The technology behind Artificial Intelligence (AI) and Machine Learning (ML) has grown tremendously over the past decade and every year contributes fresh capabilities and obligations to the state of the art.
But first, a quick check on terminology: ML is the field of enabling computers to learn from their mistakes, with supervised or unsupervised reinforcement and other kinds of assistance from human beings. AI, in turn, uses ML as one of its techniques to achieve several human-like or human-capable tasks in ways equal to or better than humans.
Popular uses for AI include self-driving vehicles (cars, trucks, busses, and drones), word-recognizing and translating software, step-counters and fitness devices, customer and consumer interface software, etc. Most people have used online cab aggregators and services like Ola and Uber, which employ AI algorithms for many of their processes. Many of us also use personal assistants on our devices such as Siri, Cortana, Alexa, Google Home, etc. to take care of small tasks. At the same time, there exist popular nightmares for AI usage, processes that might hinder humanity, including machines for reconnaissance and warfare, malevolent robots, and invasive surveillance.
In India, there have been attempts to use AI to progress in establishing easy customer interfaces like chatbots, some financial institutions have even made token demonstrations of robotic assistants with very limited usage possibilities. One bank’s cheque truncation system uses handwriting recognition in English and some Indian languages, to greatly speed up the process and benefit the bank. Recently the Government of India harnessed the power of AI and data mining to keep track of the black money menace.
The emergence of fiercely competitive e-commerce platforms in India has pushed adoption of AI techniques to the forefront, and has led the trend to become a popular choice for all things digital in India. This has given a boost to measures for enablers such as payment gateways, cards and wallets, loyalty platforms and of course, advertisers.
Agriculture and public policy are expected to make big time use of the predictive power of AI, and have already started doing so in India. AI is majorly being used to predict the best sowing time, for farm management, and to make price predictions. There are muted references to the use of AI in the defence industry, independently and in collaboration with various international agencies.
Various surveys have put the percentage of companies adopting one form or the other of AI in India at somewhere between 20% and 50%, with each figure to be read with several caveats. Typical usage areas appear to be chatbots and process automation.
So what kind of future can be predicted for the usage of AI in India? All of the usage patterns highlighted above are expected to deepen, provided there is a continuing environment of supportive policies and regulation from statutory authorities.

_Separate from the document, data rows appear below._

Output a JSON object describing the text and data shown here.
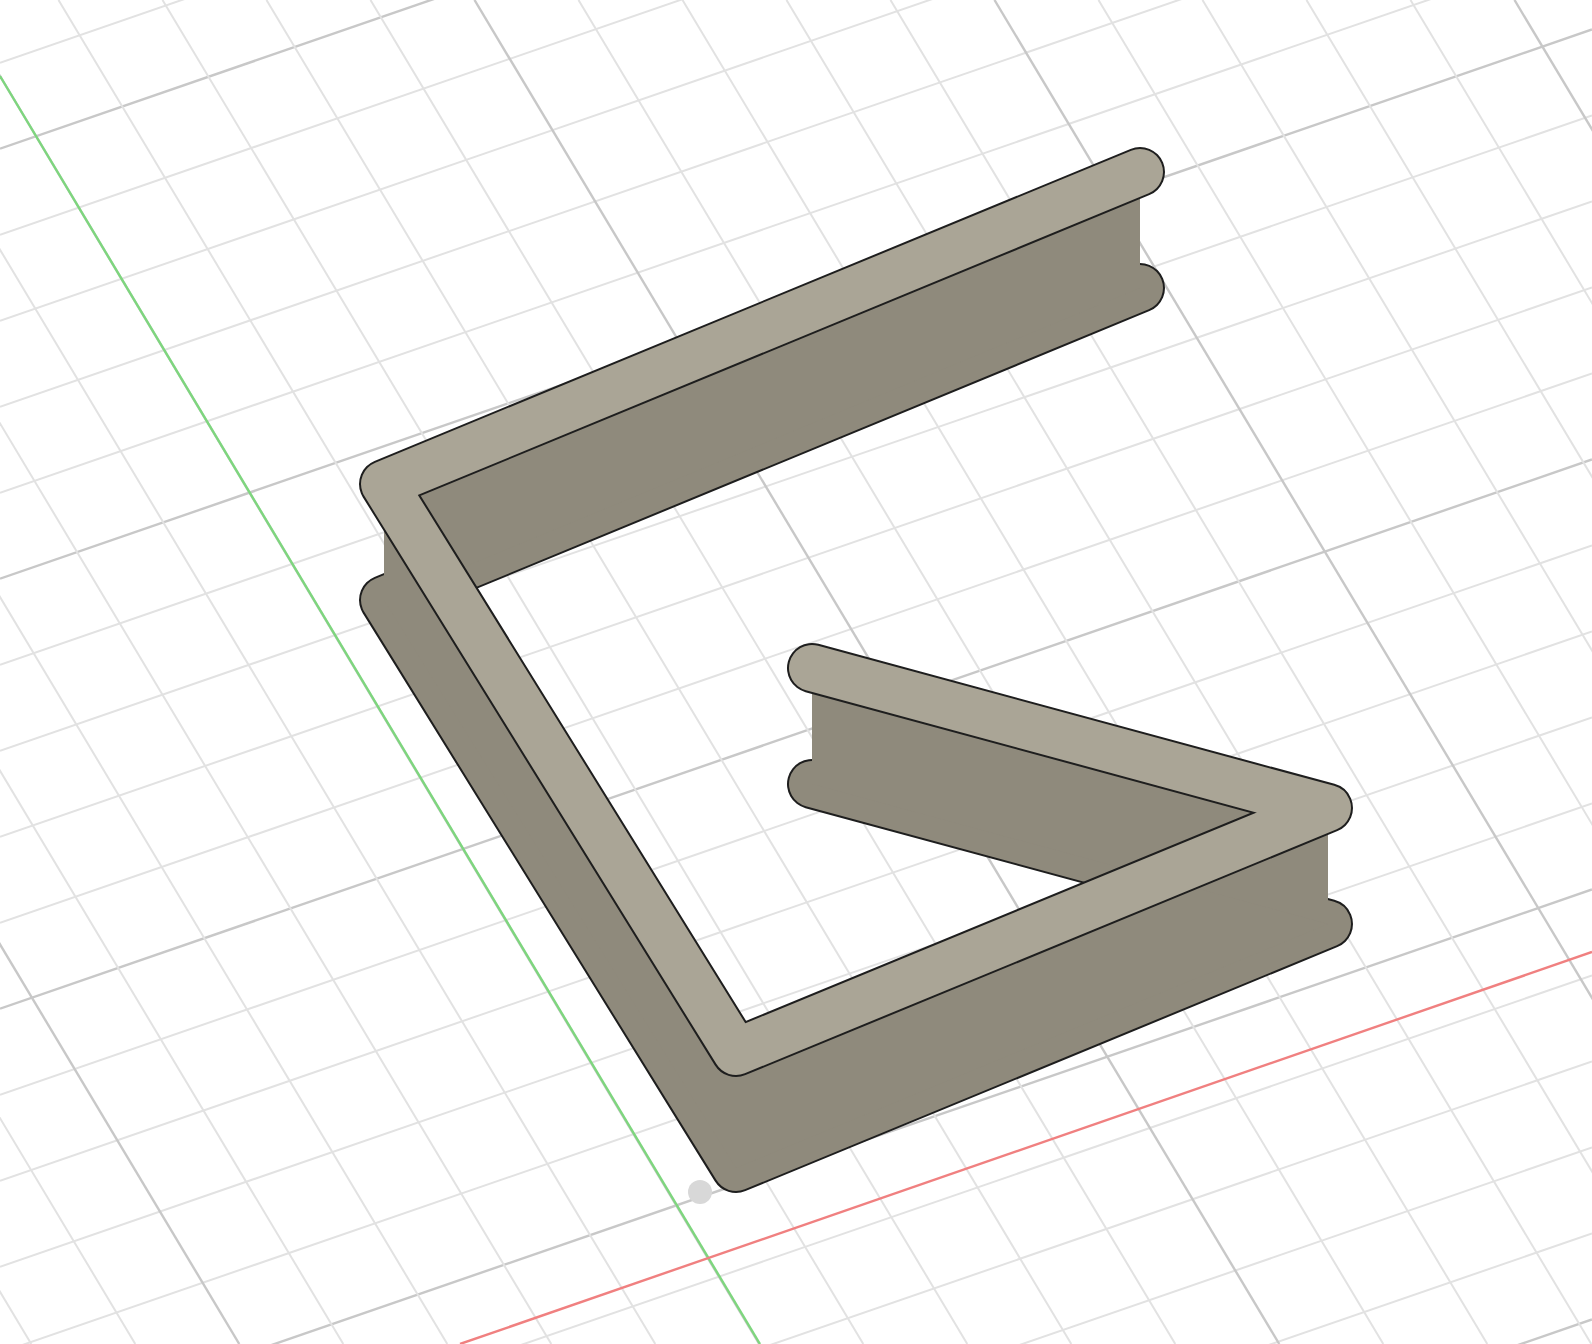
{
  "viewport": {
    "grid": true,
    "axes": true
  }
}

The services industry, including IT, banking and financial services, insurance, is particularly well placed for benefiting from AI. The evolution of natural language and voice-processing capabilities, and application of AI to knowledge management, in particular, will translate to always present, omniscient virtual service agents who are able to respond in a language and manner of the customer’s choosing, and are equipped to carry out a large range of customer services without human intervention. They will profile and recommend various choices to the customers that are circumstance appropriate. The technology underlying these capabilities exists already, and the coming year will see the first adopters exhibiting such efficient services. Customer service in India is sometimes an oxymoron, and we hope to see a lot of organizations benefiting from such advances.
While there are many reasons for manufacturing industries to adopt AI, for example, defect reduction, quality control, yield improvement, supply chain coordination, etc. Indian manufacturers are more likely to focus their 2018 plans elsewhere, especially given the push for employment and jobs in this industry.

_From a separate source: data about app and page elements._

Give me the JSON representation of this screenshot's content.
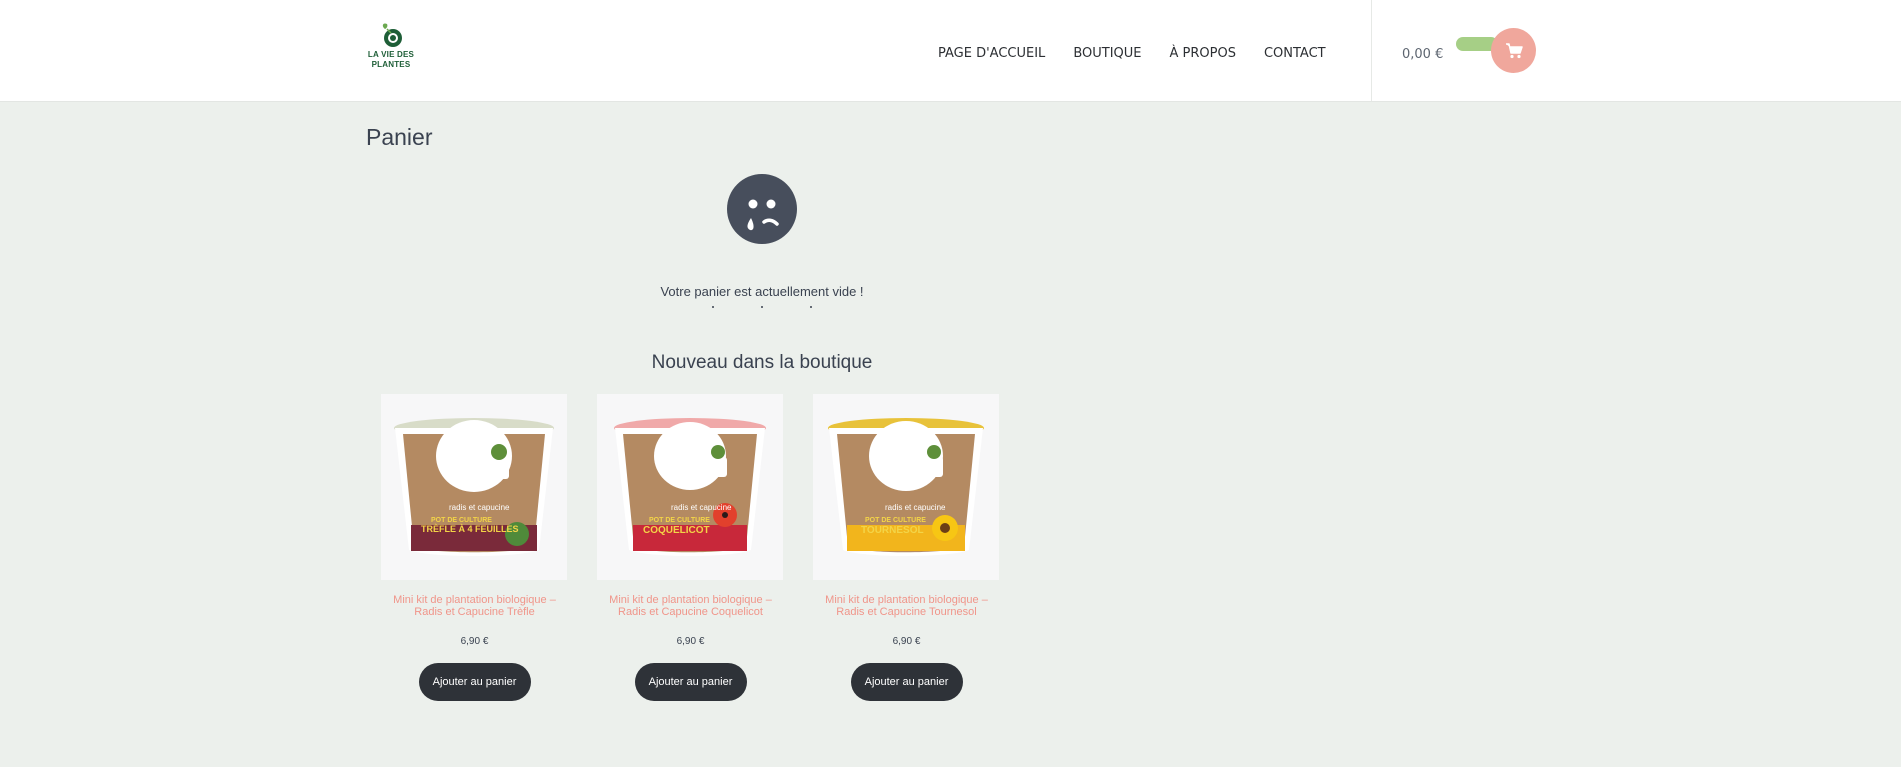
{
  "header": {
    "logo_line1": "LA VIE DES",
    "logo_line2": "PLANTES",
    "nav": [
      "PAGE D'ACCUEIL",
      "BOUTIQUE",
      "À PROPOS",
      "CONTACT"
    ],
    "cart_total": "0,00 €",
    "icons": {
      "cart": "cart-icon",
      "logo": "leaf-logo"
    }
  },
  "main": {
    "title": "Panier",
    "empty_message": "Votre panier est actuellement vide !",
    "new_in_shop": "Nouveau dans la boutique",
    "products": [
      {
        "name": "Mini kit de plantation biologique – Radis et Capucine Trèfle",
        "price": "6,90 €",
        "button": "Ajouter au panier",
        "pack_brand": "radis et capucine",
        "pack_line1": "POT DE CULTURE",
        "pack_line2": "TRÈFLE À 4 FEUILLES",
        "band_color": "#7a2a3a"
      },
      {
        "name": "Mini kit de plantation biologique – Radis et Capucine Coquelicot",
        "price": "6,90 €",
        "button": "Ajouter au panier",
        "pack_brand": "radis et capucine",
        "pack_line1": "POT DE CULTURE",
        "pack_line2": "COQUELICOT",
        "band_color": "#c8283a"
      },
      {
        "name": "Mini kit de plantation biologique – Radis et Capucine Tournesol",
        "price": "6,90 €",
        "button": "Ajouter au panier",
        "pack_brand": "radis et capucine",
        "pack_line1": "POT DE CULTURE",
        "pack_line2": "TOURNESOL",
        "band_color": "#f2b51c"
      }
    ]
  },
  "colors": {
    "background": "#ecf0ec",
    "accent_pink": "#f0958a",
    "cart_button": "#f0a79c",
    "pill_green": "#a6cf86",
    "dark_button": "#2e3238"
  }
}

Healthcare in India has a strong case to consider the efficiency brought about by AI, for example in enabling rapid diagnosis (laboratories), prognosis, prescription and compliance to regimen (TeleHealth), prosthesis (devices). However, given the pressure, statutory frameworks, and policies in India, it is highly unlikely that any of these advances will achieve significant adoption.
The ability of Indian organizations and entities to influence the development of such technologies is considerable. India is the world’s IT powerhouse in terms of headcount, and is susceptible to facing the most impact by any services industry disruptions. Unfortunately, investment in such capabilities and skills is very low in India— we severely lagging behind China and US in the field. Policy frameworks intended to support start-ups have so far not reported any AI-related successes, while venture-based investments in seeding such entities remain low, compared to the two powerhouse countries. Between 2014 and 2017, AI start-ups in India raised less than $100 million from venture capitalists as quoted in a recent survey.
The Indian government has announced the establishment of an institute for Artificial Intelligence including Research & Development at Mumbai University in 2018. The recent union budget doubled the allocation of funds towards ‘Digital India’ initiatives. The emergence of AI into the public for typically involves a large user base which gives rise to new concerns and risks, particularly in areas such as confidentiality, privacy, data quality; areas meant for public policy intervention. Malicious usage of AI technology is also expected to rise, and hopefully public policy will give some thought to frameworks and mechanisms to minimize the impact of such usage.
(Contributor: Ramesh Subramanian, Chief Technology officer, Infogain)